- Your assignment
Output the entries verbatim, including every line.

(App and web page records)
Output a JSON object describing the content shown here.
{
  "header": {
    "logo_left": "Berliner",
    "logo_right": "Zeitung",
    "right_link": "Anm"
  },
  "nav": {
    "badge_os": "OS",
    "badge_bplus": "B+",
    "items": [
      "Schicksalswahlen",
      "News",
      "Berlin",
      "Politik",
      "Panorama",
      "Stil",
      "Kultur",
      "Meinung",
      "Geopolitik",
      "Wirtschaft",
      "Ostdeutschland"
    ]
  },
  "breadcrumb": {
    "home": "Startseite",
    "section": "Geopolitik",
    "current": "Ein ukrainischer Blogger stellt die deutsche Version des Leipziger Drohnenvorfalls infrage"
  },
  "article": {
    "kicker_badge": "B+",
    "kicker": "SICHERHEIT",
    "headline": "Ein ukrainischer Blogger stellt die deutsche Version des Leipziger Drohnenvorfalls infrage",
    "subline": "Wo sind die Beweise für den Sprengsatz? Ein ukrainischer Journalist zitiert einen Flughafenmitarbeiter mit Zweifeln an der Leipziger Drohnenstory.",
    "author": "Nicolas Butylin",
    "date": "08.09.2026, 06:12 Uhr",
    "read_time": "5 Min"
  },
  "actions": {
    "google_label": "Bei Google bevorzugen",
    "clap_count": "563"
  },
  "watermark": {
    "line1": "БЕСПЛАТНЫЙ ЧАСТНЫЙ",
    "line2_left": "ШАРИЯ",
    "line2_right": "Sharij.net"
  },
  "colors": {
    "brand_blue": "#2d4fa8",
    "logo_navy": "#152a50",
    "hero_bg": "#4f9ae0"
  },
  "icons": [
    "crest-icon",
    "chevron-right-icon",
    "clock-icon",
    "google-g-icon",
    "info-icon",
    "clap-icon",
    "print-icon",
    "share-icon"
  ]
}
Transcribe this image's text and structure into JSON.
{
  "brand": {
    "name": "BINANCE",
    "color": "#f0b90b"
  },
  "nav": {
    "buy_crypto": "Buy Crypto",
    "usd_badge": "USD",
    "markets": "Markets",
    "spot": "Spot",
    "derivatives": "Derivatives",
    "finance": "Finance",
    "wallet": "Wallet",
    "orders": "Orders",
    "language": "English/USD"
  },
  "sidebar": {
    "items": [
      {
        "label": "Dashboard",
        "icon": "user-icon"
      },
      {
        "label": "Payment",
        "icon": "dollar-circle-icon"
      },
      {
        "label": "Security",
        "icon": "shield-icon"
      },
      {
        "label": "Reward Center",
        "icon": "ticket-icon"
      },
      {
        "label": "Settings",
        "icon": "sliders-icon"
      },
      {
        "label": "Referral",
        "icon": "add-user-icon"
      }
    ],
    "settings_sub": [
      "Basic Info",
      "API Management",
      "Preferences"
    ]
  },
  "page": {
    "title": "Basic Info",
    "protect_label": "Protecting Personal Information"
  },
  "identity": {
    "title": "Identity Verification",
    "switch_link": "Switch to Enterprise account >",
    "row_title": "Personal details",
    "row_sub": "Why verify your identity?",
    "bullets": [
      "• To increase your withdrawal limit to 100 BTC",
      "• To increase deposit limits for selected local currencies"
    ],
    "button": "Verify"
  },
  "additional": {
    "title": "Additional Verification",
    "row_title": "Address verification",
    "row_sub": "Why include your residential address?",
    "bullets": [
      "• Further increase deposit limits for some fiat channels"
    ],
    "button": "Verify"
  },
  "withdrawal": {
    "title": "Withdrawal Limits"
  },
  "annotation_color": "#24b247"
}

- Finished exercise
Output a JSON object describing the content shown here.
{
  "header": {
    "logo_left": "Berliner",
    "logo_right": "Zeitung",
    "right_link": "Anm"
  },
  "nav": {
    "badge_os": "OS",
    "badge_bplus": "B+",
    "items": [
      "Schicksalswahlen",
      "News",
      "Berlin",
      "Politik",
      "Panorama",
      "Stil",
      "Kultur",
      "Meinung",
      "Geopolitik",
      "Wirtschaft",
      "Ostdeutschland"
    ]
  },
  "breadcrumb": {
    "home": "Startseite",
    "section": "Geopolitik",
    "current": "Ein ukrainischer Blogger stellt die deutsche Version des Leipziger Drohnenvorfalls infrage"
  },
  "article": {
    "kicker_badge": "B+",
    "kicker": "SICHERHEIT",
    "headline": "Ein ukrainischer Blogger stellt die deutsche Version des Leipziger Drohnenvorfalls infrage",
    "subline": "Wo sind die Beweise für den Sprengsatz? Ein ukrainischer Journalist zitiert einen Flughafenmitarbeiter mit Zweifeln an der Leipziger Drohnenstory.",
    "author": "Nicolas Butylin",
    "date": "08.09.2026, 06:12 Uhr",
    "read_time": "5 Min"
  },
  "actions": {
    "google_label": "Bei Google bevorzugen",
    "clap_count": "563"
  },
  "watermark": {
    "line1": "БЕСПЛАТНЫЙ ЧАСТНЫЙ",
    "line2_left": "ШАРИЯ",
    "line2_right": "Sharij.net"
  },
  "colors": {
    "brand_blue": "#2d4fa8",
    "logo_navy": "#152a50",
    "hero_bg": "#4f9ae0"
  },
  "icons": [
    "crest-icon",
    "chevron-right-icon",
    "clock-icon",
    "google-g-icon",
    "info-icon",
    "clap-icon",
    "print-icon",
    "share-icon"
  ]
}
Transcribe this image's text and structure into JSON.
{
  "brand": {
    "name": "BINANCE",
    "color": "#f0b90b"
  },
  "nav": {
    "buy_crypto": "Buy Crypto",
    "usd_badge": "USD",
    "markets": "Markets",
    "spot": "Spot",
    "derivatives": "Derivatives",
    "finance": "Finance",
    "wallet": "Wallet",
    "orders": "Orders",
    "language": "English/USD"
  },
  "sidebar": {
    "items": [
      {
        "label": "Dashboard",
        "icon": "user-icon"
      },
      {
        "label": "Payment",
        "icon": "dollar-circle-icon"
      },
      {
        "label": "Security",
        "icon": "shield-icon"
      },
      {
        "label": "Reward Center",
        "icon": "ticket-icon"
      },
      {
        "label": "Settings",
        "icon": "sliders-icon"
      },
      {
        "label": "Referral",
        "icon": "add-user-icon"
      }
    ],
    "settings_sub": [
      "Basic Info",
      "API Management",
      "Preferences"
    ]
  },
  "page": {
    "title": "Basic Info",
    "protect_label": "Protecting Personal Information"
  },
  "identity": {
    "title": "Identity Verification",
    "switch_link": "Switch to Enterprise account >",
    "row_title": "Personal details",
    "row_sub": "Why verify your identity?",
    "bullets": [
      "• To increase your withdrawal limit to 100 BTC",
      "• To increase deposit limits for selected local currencies"
    ],
    "button": "Verify"
  },
  "additional": {
    "title": "Additional Verification",
    "row_title": "Address verification",
    "row_sub": "Why include your residential address?",
    "bullets": [
      "• Further increase deposit limits for some fiat channels"
    ],
    "button": "Verify"
  },
  "withdrawal": {
    "title": "Withdrawal Limits"
  },
  "annotation_color": "#24b247"
}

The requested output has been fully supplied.